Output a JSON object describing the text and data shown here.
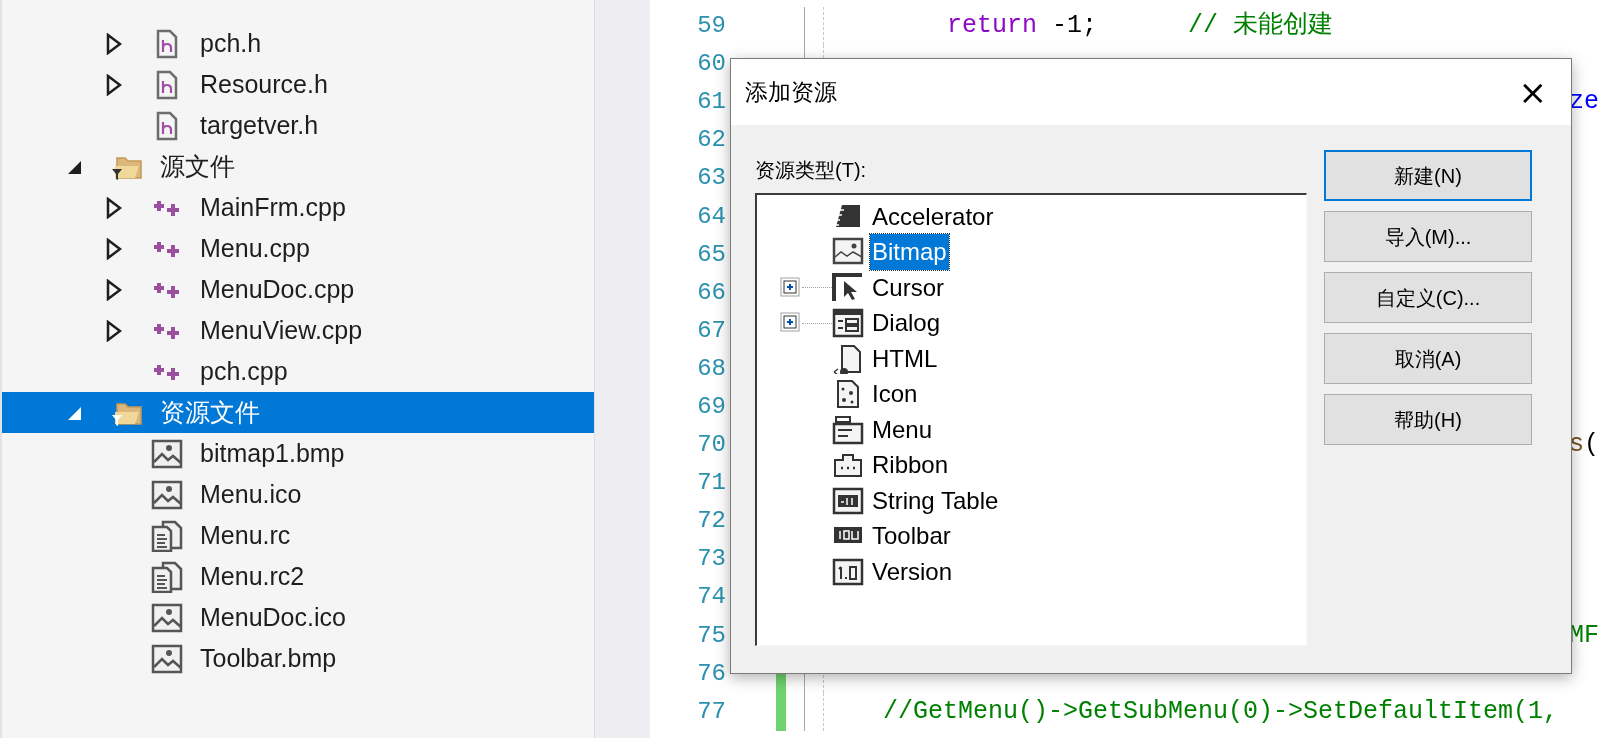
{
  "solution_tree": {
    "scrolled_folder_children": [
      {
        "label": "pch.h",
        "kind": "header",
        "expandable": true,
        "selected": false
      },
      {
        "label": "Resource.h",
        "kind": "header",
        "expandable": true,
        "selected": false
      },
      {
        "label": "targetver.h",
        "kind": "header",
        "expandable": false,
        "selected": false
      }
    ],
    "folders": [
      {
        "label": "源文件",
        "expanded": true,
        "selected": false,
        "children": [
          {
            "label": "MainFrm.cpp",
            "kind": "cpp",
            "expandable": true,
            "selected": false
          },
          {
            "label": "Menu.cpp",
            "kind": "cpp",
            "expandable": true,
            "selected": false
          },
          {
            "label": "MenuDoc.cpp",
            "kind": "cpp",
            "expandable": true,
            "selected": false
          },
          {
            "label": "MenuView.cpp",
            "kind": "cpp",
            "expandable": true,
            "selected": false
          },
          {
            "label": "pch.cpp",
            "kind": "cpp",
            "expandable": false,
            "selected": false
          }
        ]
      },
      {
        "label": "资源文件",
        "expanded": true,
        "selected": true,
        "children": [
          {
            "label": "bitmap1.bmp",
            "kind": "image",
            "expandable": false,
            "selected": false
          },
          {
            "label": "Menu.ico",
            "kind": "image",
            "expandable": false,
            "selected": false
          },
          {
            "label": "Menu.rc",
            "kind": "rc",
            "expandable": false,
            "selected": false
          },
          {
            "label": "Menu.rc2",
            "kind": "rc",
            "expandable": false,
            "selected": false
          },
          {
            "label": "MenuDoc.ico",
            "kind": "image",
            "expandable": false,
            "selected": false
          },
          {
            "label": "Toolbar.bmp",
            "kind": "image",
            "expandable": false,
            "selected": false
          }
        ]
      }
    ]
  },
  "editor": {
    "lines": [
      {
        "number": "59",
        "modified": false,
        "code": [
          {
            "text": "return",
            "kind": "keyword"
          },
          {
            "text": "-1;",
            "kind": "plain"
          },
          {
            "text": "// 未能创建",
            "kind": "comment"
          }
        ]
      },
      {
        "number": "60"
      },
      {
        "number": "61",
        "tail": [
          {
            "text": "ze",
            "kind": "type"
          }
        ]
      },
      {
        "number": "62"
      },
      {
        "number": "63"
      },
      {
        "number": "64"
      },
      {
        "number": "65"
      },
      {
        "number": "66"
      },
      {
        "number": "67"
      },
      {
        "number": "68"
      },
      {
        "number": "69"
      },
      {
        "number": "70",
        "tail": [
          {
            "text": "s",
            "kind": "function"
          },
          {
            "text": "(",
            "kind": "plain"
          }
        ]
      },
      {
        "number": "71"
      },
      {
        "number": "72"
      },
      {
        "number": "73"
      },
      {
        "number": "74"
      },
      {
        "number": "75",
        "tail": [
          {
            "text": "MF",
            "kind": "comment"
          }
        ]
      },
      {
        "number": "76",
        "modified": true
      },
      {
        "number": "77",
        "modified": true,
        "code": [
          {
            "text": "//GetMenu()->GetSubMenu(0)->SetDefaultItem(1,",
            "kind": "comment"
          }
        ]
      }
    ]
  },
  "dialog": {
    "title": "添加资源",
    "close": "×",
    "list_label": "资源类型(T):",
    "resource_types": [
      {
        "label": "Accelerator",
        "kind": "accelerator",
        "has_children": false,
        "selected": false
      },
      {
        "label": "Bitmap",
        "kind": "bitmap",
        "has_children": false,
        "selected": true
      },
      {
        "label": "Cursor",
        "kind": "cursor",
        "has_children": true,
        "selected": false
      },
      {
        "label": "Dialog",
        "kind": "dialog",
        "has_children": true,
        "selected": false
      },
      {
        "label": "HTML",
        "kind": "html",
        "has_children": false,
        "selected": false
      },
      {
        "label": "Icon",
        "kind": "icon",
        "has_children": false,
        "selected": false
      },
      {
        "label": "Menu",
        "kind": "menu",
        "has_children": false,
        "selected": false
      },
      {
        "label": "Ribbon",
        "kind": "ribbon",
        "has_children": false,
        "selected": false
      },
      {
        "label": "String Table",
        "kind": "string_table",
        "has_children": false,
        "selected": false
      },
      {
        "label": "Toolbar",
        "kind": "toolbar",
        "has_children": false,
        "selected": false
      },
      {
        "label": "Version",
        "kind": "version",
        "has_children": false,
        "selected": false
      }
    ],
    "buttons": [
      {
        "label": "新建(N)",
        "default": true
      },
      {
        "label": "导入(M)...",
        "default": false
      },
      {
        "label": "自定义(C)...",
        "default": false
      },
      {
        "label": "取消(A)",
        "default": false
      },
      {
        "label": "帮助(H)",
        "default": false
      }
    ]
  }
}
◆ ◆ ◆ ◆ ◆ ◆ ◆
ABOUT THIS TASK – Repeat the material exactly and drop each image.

EXERCISE RESPONSE –
Output a JSON object describing the text and data shown here.
{
  "solution_tree": {
    "scrolled_folder_children": [
      {
        "label": "pch.h",
        "kind": "header",
        "expandable": true,
        "selected": false
      },
      {
        "label": "Resource.h",
        "kind": "header",
        "expandable": true,
        "selected": false
      },
      {
        "label": "targetver.h",
        "kind": "header",
        "expandable": false,
        "selected": false
      }
    ],
    "folders": [
      {
        "label": "源文件",
        "expanded": true,
        "selected": false,
        "children": [
          {
            "label": "MainFrm.cpp",
            "kind": "cpp",
            "expandable": true,
            "selected": false
          },
          {
            "label": "Menu.cpp",
            "kind": "cpp",
            "expandable": true,
            "selected": false
          },
          {
            "label": "MenuDoc.cpp",
            "kind": "cpp",
            "expandable": true,
            "selected": false
          },
          {
            "label": "MenuView.cpp",
            "kind": "cpp",
            "expandable": true,
            "selected": false
          },
          {
            "label": "pch.cpp",
            "kind": "cpp",
            "expandable": false,
            "selected": false
          }
        ]
      },
      {
        "label": "资源文件",
        "expanded": true,
        "selected": true,
        "children": [
          {
            "label": "bitmap1.bmp",
            "kind": "image",
            "expandable": false,
            "selected": false
          },
          {
            "label": "Menu.ico",
            "kind": "image",
            "expandable": false,
            "selected": false
          },
          {
            "label": "Menu.rc",
            "kind": "rc",
            "expandable": false,
            "selected": false
          },
          {
            "label": "Menu.rc2",
            "kind": "rc",
            "expandable": false,
            "selected": false
          },
          {
            "label": "MenuDoc.ico",
            "kind": "image",
            "expandable": false,
            "selected": false
          },
          {
            "label": "Toolbar.bmp",
            "kind": "image",
            "expandable": false,
            "selected": false
          }
        ]
      }
    ]
  },
  "editor": {
    "lines": [
      {
        "number": "59",
        "modified": false,
        "code": [
          {
            "text": "return",
            "kind": "keyword"
          },
          {
            "text": "-1;",
            "kind": "plain"
          },
          {
            "text": "// 未能创建",
            "kind": "comment"
          }
        ]
      },
      {
        "number": "60"
      },
      {
        "number": "61",
        "tail": [
          {
            "text": "ze",
            "kind": "type"
          }
        ]
      },
      {
        "number": "62"
      },
      {
        "number": "63"
      },
      {
        "number": "64"
      },
      {
        "number": "65"
      },
      {
        "number": "66"
      },
      {
        "number": "67"
      },
      {
        "number": "68"
      },
      {
        "number": "69"
      },
      {
        "number": "70",
        "tail": [
          {
            "text": "s",
            "kind": "function"
          },
          {
            "text": "(",
            "kind": "plain"
          }
        ]
      },
      {
        "number": "71"
      },
      {
        "number": "72"
      },
      {
        "number": "73"
      },
      {
        "number": "74"
      },
      {
        "number": "75",
        "tail": [
          {
            "text": "MF",
            "kind": "comment"
          }
        ]
      },
      {
        "number": "76",
        "modified": true
      },
      {
        "number": "77",
        "modified": true,
        "code": [
          {
            "text": "//GetMenu()->GetSubMenu(0)->SetDefaultItem(1,",
            "kind": "comment"
          }
        ]
      }
    ]
  },
  "dialog": {
    "title": "添加资源",
    "close": "×",
    "list_label": "资源类型(T):",
    "resource_types": [
      {
        "label": "Accelerator",
        "kind": "accelerator",
        "has_children": false,
        "selected": false
      },
      {
        "label": "Bitmap",
        "kind": "bitmap",
        "has_children": false,
        "selected": true
      },
      {
        "label": "Cursor",
        "kind": "cursor",
        "has_children": true,
        "selected": false
      },
      {
        "label": "Dialog",
        "kind": "dialog",
        "has_children": true,
        "selected": false
      },
      {
        "label": "HTML",
        "kind": "html",
        "has_children": false,
        "selected": false
      },
      {
        "label": "Icon",
        "kind": "icon",
        "has_children": false,
        "selected": false
      },
      {
        "label": "Menu",
        "kind": "menu",
        "has_children": false,
        "selected": false
      },
      {
        "label": "Ribbon",
        "kind": "ribbon",
        "has_children": false,
        "selected": false
      },
      {
        "label": "String Table",
        "kind": "string_table",
        "has_children": false,
        "selected": false
      },
      {
        "label": "Toolbar",
        "kind": "toolbar",
        "has_children": false,
        "selected": false
      },
      {
        "label": "Version",
        "kind": "version",
        "has_children": false,
        "selected": false
      }
    ],
    "buttons": [
      {
        "label": "新建(N)",
        "default": true
      },
      {
        "label": "导入(M)...",
        "default": false
      },
      {
        "label": "自定义(C)...",
        "default": false
      },
      {
        "label": "取消(A)",
        "default": false
      },
      {
        "label": "帮助(H)",
        "default": false
      }
    ]
  }
}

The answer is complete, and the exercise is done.